Records shown Start Marker
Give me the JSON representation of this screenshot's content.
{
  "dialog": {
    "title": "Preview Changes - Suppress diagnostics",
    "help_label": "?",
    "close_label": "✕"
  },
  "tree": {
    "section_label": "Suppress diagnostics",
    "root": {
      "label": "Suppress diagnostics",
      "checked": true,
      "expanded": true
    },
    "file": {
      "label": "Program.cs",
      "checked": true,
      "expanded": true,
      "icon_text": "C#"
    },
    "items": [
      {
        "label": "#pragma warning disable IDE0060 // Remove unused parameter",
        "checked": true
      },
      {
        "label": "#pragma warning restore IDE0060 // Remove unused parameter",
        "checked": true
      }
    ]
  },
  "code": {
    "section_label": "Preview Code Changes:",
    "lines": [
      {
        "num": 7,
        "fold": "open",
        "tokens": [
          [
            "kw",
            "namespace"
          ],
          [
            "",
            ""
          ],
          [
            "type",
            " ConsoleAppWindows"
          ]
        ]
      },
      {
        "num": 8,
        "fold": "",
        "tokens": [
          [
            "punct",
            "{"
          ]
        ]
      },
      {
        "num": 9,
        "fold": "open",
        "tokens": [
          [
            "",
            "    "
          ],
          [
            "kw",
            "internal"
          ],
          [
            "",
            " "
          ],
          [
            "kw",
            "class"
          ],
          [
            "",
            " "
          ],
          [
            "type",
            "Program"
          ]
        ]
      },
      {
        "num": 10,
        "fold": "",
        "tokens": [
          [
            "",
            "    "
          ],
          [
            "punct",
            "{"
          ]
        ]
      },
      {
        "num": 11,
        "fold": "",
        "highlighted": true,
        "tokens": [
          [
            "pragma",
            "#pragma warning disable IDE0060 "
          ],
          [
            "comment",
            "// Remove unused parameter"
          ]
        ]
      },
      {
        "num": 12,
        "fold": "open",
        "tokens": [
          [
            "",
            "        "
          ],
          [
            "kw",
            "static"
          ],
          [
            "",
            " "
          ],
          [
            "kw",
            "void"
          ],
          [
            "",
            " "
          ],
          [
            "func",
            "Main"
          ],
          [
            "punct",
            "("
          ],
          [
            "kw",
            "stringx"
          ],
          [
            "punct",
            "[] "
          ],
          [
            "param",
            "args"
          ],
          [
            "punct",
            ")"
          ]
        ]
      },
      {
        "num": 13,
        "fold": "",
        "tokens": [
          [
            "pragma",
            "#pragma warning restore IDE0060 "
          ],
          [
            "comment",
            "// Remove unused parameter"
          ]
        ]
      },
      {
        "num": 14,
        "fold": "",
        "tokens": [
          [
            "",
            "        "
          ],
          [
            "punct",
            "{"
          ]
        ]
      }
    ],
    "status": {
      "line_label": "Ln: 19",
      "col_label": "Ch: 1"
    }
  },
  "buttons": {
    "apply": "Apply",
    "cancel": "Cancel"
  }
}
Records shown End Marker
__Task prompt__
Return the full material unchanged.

__Reply__
Give me the JSON representation of this screenshot's content.
{
  "dialog": {
    "title": "Preview Changes - Suppress diagnostics",
    "help_label": "?",
    "close_label": "✕"
  },
  "tree": {
    "section_label": "Suppress diagnostics",
    "root": {
      "label": "Suppress diagnostics",
      "checked": true,
      "expanded": true
    },
    "file": {
      "label": "Program.cs",
      "checked": true,
      "expanded": true,
      "icon_text": "C#"
    },
    "items": [
      {
        "label": "#pragma warning disable IDE0060 // Remove unused parameter",
        "checked": true
      },
      {
        "label": "#pragma warning restore IDE0060 // Remove unused parameter",
        "checked": true
      }
    ]
  },
  "code": {
    "section_label": "Preview Code Changes:",
    "lines": [
      {
        "num": 7,
        "fold": "open",
        "tokens": [
          [
            "kw",
            "namespace"
          ],
          [
            "",
            ""
          ],
          [
            "type",
            " ConsoleAppWindows"
          ]
        ]
      },
      {
        "num": 8,
        "fold": "",
        "tokens": [
          [
            "punct",
            "{"
          ]
        ]
      },
      {
        "num": 9,
        "fold": "open",
        "tokens": [
          [
            "",
            "    "
          ],
          [
            "kw",
            "internal"
          ],
          [
            "",
            " "
          ],
          [
            "kw",
            "class"
          ],
          [
            "",
            " "
          ],
          [
            "type",
            "Program"
          ]
        ]
      },
      {
        "num": 10,
        "fold": "",
        "tokens": [
          [
            "",
            "    "
          ],
          [
            "punct",
            "{"
          ]
        ]
      },
      {
        "num": 11,
        "fold": "",
        "highlighted": true,
        "tokens": [
          [
            "pragma",
            "#pragma warning disable IDE0060 "
          ],
          [
            "comment",
            "// Remove unused parameter"
          ]
        ]
      },
      {
        "num": 12,
        "fold": "open",
        "tokens": [
          [
            "",
            "        "
          ],
          [
            "kw",
            "static"
          ],
          [
            "",
            " "
          ],
          [
            "kw",
            "void"
          ],
          [
            "",
            " "
          ],
          [
            "func",
            "Main"
          ],
          [
            "punct",
            "("
          ],
          [
            "kw",
            "stringx"
          ],
          [
            "punct",
            "[] "
          ],
          [
            "param",
            "args"
          ],
          [
            "punct",
            ")"
          ]
        ]
      },
      {
        "num": 13,
        "fold": "",
        "tokens": [
          [
            "pragma",
            "#pragma warning restore IDE0060 "
          ],
          [
            "comment",
            "// Remove unused parameter"
          ]
        ]
      },
      {
        "num": 14,
        "fold": "",
        "tokens": [
          [
            "",
            "        "
          ],
          [
            "punct",
            "{"
          ]
        ]
      }
    ],
    "status": {
      "line_label": "Ln: 19",
      "col_label": "Ch: 1"
    }
  },
  "buttons": {
    "apply": "Apply",
    "cancel": "Cancel"
  }
}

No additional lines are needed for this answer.